Please return the listing below exactly, without any of its pictures.

● EXTRACTED MATERIAL:
= = = = =
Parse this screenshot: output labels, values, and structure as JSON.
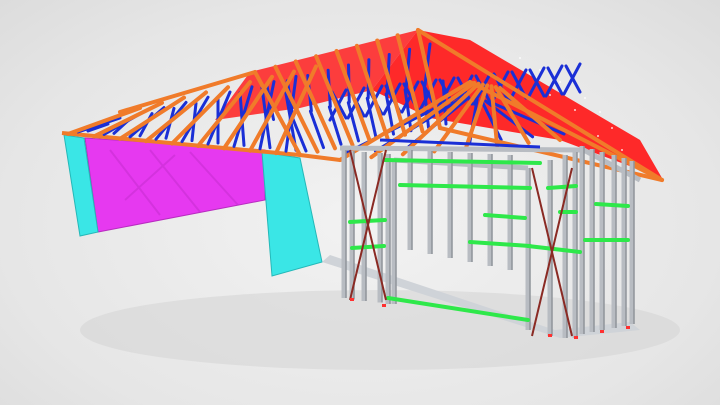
{
  "scene": {
    "subject": "house-frame-3d-render",
    "colors": {
      "background": "#e8e8e8",
      "roof_cladding": "#ff1f1f",
      "truss_chord": "#f07b2a",
      "truss_web": "#1a2fd6",
      "wall_panel_magenta": "#e639f0",
      "wall_panel_cyan": "#3ae6e6",
      "steel_stud": "#b8bcc2",
      "nogging": "#2ee84a",
      "cross_brace": "#8a2a24",
      "bearer_base": "#cfd3d8"
    },
    "icons": [
      "roof-icon",
      "truss-icon",
      "wall-frame-icon",
      "brace-icon"
    ]
  }
}
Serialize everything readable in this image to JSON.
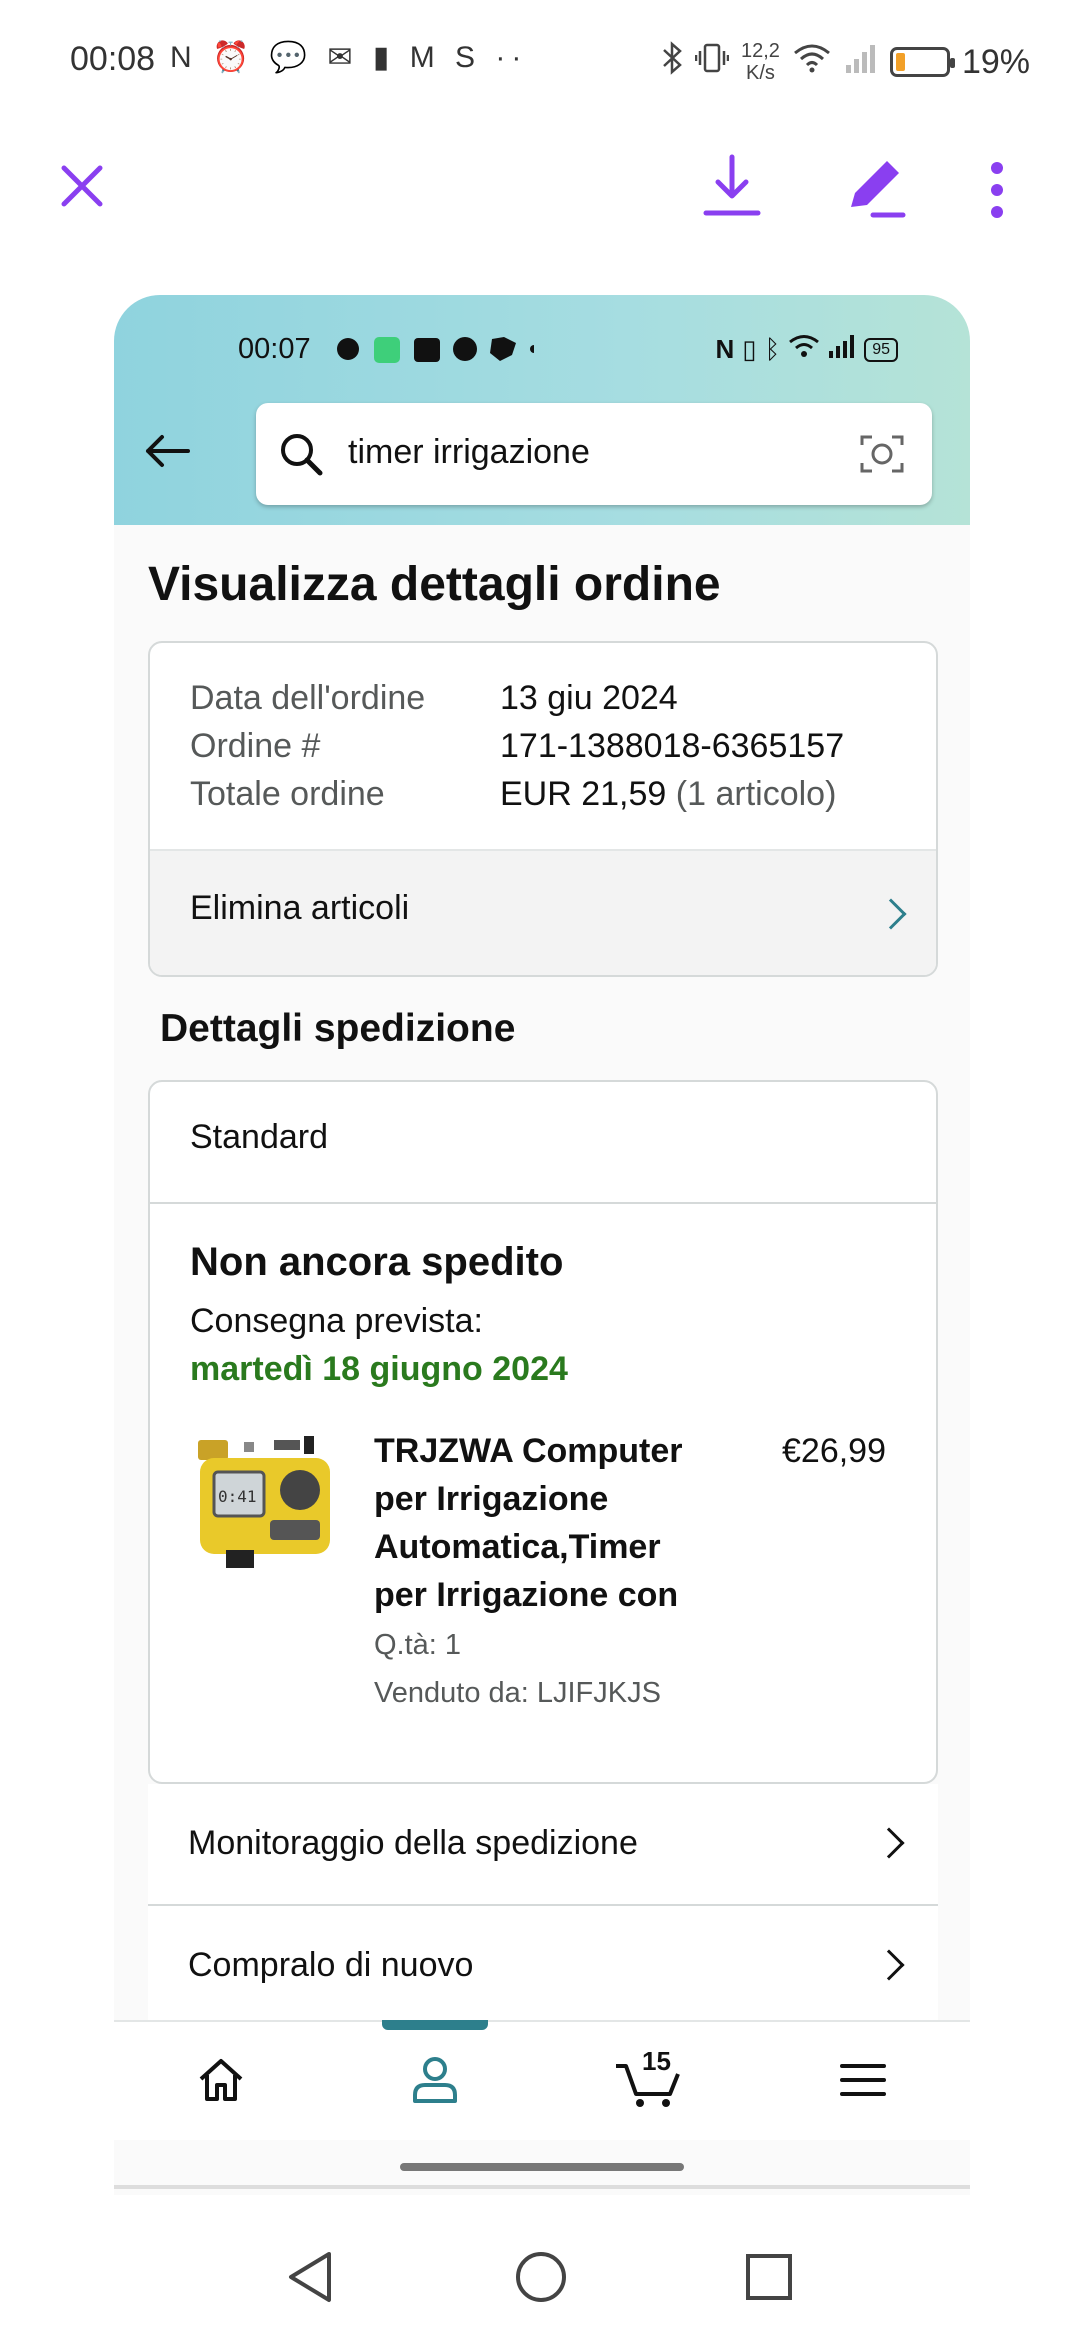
{
  "outer_status": {
    "time": "00:08",
    "notification_icons": "N ⏰ 💬 ✉ ▮ M S ··",
    "net_speed_value": "12,2",
    "net_speed_unit": "K/s",
    "battery_percent": "19%",
    "battery_level": 0.19
  },
  "viewer_toolbar": {
    "accent_color": "#8a3ff0",
    "icons": [
      "close-icon",
      "download-icon",
      "edit-icon",
      "more-vertical-icon"
    ]
  },
  "inner_status": {
    "time": "00:07",
    "battery": "95"
  },
  "search": {
    "query": "timer irrigazione"
  },
  "page": {
    "title": "Visualizza dettagli ordine"
  },
  "order": {
    "date_label": "Data dell'ordine",
    "date_value": "13 giu 2024",
    "number_label": "Ordine #",
    "number_value": "171-1388018-6365157",
    "total_label": "Totale ordine",
    "total_value": "EUR 21,59",
    "total_items": "(1 articolo)",
    "delete_items": "Elimina articoli"
  },
  "shipping": {
    "section_title": "Dettagli spedizione",
    "method": "Standard",
    "status": "Non ancora spedito",
    "delivery_label": "Consegna prevista:",
    "delivery_date": "martedì 18 giugno 2024",
    "delivery_color": "#2a7a1e"
  },
  "product": {
    "title_lines": [
      "TRJZWA Computer",
      "per Irrigazione",
      "Automatica,Timer",
      "per Irrigazione con"
    ],
    "price": "€26,99",
    "qty": "Q.tà: 1",
    "seller": "Venduto da: LJIFJKJS",
    "display_text": "0:41"
  },
  "actions": {
    "track": "Monitoraggio della spedizione",
    "buy_again": "Compralo di nuovo"
  },
  "bottom_nav": {
    "cart_count": "15",
    "active_color": "#2d7f8c"
  }
}
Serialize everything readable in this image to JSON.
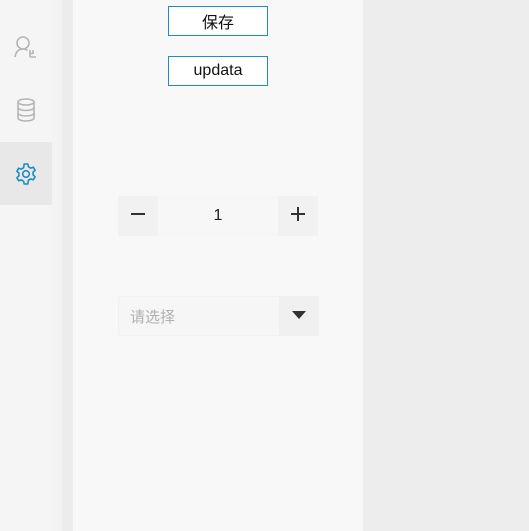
{
  "colors": {
    "accent": "#1e8bc3",
    "icon_inactive": "#b5b5b5"
  },
  "sidebar": {
    "items": [
      {
        "icon": "user-settings-icon",
        "active": false
      },
      {
        "icon": "database-icon",
        "active": false
      },
      {
        "icon": "gear-icon",
        "active": true
      }
    ]
  },
  "buttons": {
    "save_label": "保存",
    "update_label": "updata"
  },
  "stepper": {
    "value": "1",
    "decrement_icon": "minus-icon",
    "increment_icon": "plus-icon"
  },
  "select": {
    "placeholder": "请选择",
    "arrow_icon": "caret-down-icon"
  }
}
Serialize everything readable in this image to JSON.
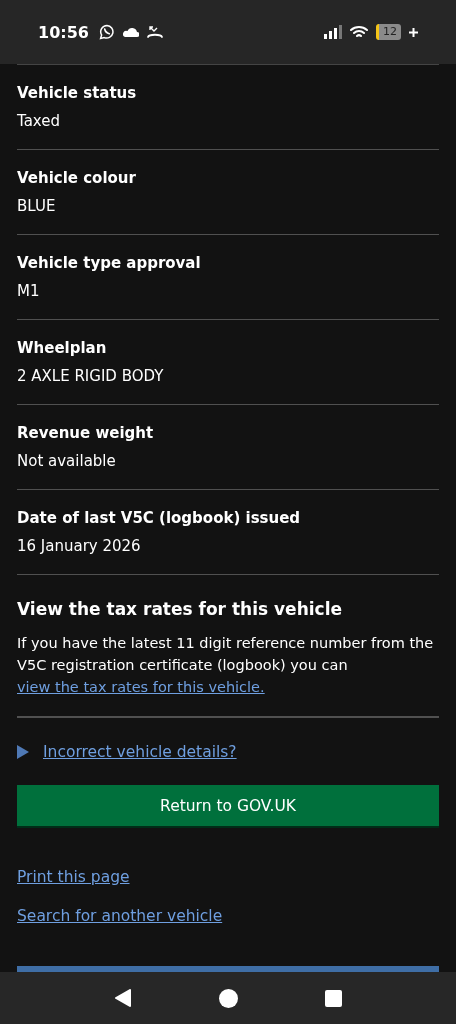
{
  "status_bar": {
    "time": "10:56",
    "battery": "12"
  },
  "rows": [
    {
      "label": "Vehicle status",
      "value": "Taxed"
    },
    {
      "label": "Vehicle colour",
      "value": "BLUE"
    },
    {
      "label": "Vehicle type approval",
      "value": "M1"
    },
    {
      "label": "Wheelplan",
      "value": "2 AXLE RIGID BODY"
    },
    {
      "label": "Revenue weight",
      "value": "Not available"
    },
    {
      "label": "Date of last V5C (logbook) issued",
      "value": "16 January 2026"
    }
  ],
  "tax_section": {
    "heading": "View the tax rates for this vehicle",
    "text": "If you have the latest 11 digit reference number from the V5C registration certificate (logbook) you can",
    "link": "view the tax rates for this vehicle."
  },
  "details": {
    "summary": "Incorrect vehicle details?",
    "expanded": false
  },
  "return_button": "Return to GOV.UK",
  "links": [
    "Print this page",
    "Search for another vehicle"
  ]
}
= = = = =
● WRITTEN RESPONSE:
Parse this screenshot: output labels, values, and structure as JSON.
{
  "scene": {
    "subject": "house-frame-3d-render",
    "colors": {
      "background": "#e8e8e8",
      "roof_cladding": "#ff1f1f",
      "truss_chord": "#f07b2a",
      "truss_web": "#1a2fd6",
      "wall_panel_magenta": "#e639f0",
      "wall_panel_cyan": "#3ae6e6",
      "steel_stud": "#b8bcc2",
      "nogging": "#2ee84a",
      "cross_brace": "#8a2a24",
      "bearer_base": "#cfd3d8"
    },
    "icons": [
      "roof-icon",
      "truss-icon",
      "wall-frame-icon",
      "brace-icon"
    ]
  }
}
Serialize everything readable in this image to JSON.
{
  "outer_status": {
    "time": "00:08",
    "notification_icons": "N ⏰ 💬 ✉ ▮ M S ··",
    "net_speed_value": "12,2",
    "net_speed_unit": "K/s",
    "battery_percent": "19%",
    "battery_level": 0.19
  },
  "viewer_toolbar": {
    "accent_color": "#8a3ff0",
    "icons": [
      "close-icon",
      "download-icon",
      "edit-icon",
      "more-vertical-icon"
    ]
  },
  "inner_status": {
    "time": "00:07",
    "battery": "95"
  },
  "search": {
    "query": "timer irrigazione"
  },
  "page": {
    "title": "Visualizza dettagli ordine"
  },
  "order": {
    "date_label": "Data dell'ordine",
    "date_value": "13 giu 2024",
    "number_label": "Ordine #",
    "number_value": "171-1388018-6365157",
    "total_label": "Totale ordine",
    "total_value": "EUR 21,59",
    "total_items": "(1 articolo)",
    "delete_items": "Elimina articoli"
  },
  "shipping": {
    "section_title": "Dettagli spedizione",
    "method": "Standard",
    "status": "Non ancora spedito",
    "delivery_label": "Consegna prevista:",
    "delivery_date": "martedì 18 giugno 2024",
    "delivery_color": "#2a7a1e"
  },
  "product": {
    "title_lines": [
      "TRJZWA Computer",
      "per Irrigazione",
      "Automatica,Timer",
      "per Irrigazione con"
    ],
    "price": "€26,99",
    "qty": "Q.tà: 1",
    "seller": "Venduto da: LJIFJKJS",
    "display_text": "0:41"
  },
  "actions": {
    "track": "Monitoraggio della spedizione",
    "buy_again": "Compralo di nuovo"
  },
  "bottom_nav": {
    "cart_count": "15",
    "active_color": "#2d7f8c"
  }
}
Serialize everything readable in this image to JSON.
{
  "colors": {
    "accent": "#1e8bc3",
    "icon_inactive": "#b5b5b5"
  },
  "sidebar": {
    "items": [
      {
        "icon": "user-settings-icon",
        "active": false
      },
      {
        "icon": "database-icon",
        "active": false
      },
      {
        "icon": "gear-icon",
        "active": true
      }
    ]
  },
  "buttons": {
    "save_label": "保存",
    "update_label": "updata"
  },
  "stepper": {
    "value": "1",
    "decrement_icon": "minus-icon",
    "increment_icon": "plus-icon"
  },
  "select": {
    "placeholder": "请选择",
    "arrow_icon": "caret-down-icon"
  }
}
Serialize everything readable in this image to JSON.
{
  "status_bar": {
    "time": "10:56",
    "battery": "12"
  },
  "rows": [
    {
      "label": "Vehicle status",
      "value": "Taxed"
    },
    {
      "label": "Vehicle colour",
      "value": "BLUE"
    },
    {
      "label": "Vehicle type approval",
      "value": "M1"
    },
    {
      "label": "Wheelplan",
      "value": "2 AXLE RIGID BODY"
    },
    {
      "label": "Revenue weight",
      "value": "Not available"
    },
    {
      "label": "Date of last V5C (logbook) issued",
      "value": "16 January 2026"
    }
  ],
  "tax_section": {
    "heading": "View the tax rates for this vehicle",
    "text": "If you have the latest 11 digit reference number from the V5C registration certificate (logbook) you can",
    "link": "view the tax rates for this vehicle."
  },
  "details": {
    "summary": "Incorrect vehicle details?",
    "expanded": false
  },
  "return_button": "Return to GOV.UK",
  "links": [
    "Print this page",
    "Search for another vehicle"
  ]
}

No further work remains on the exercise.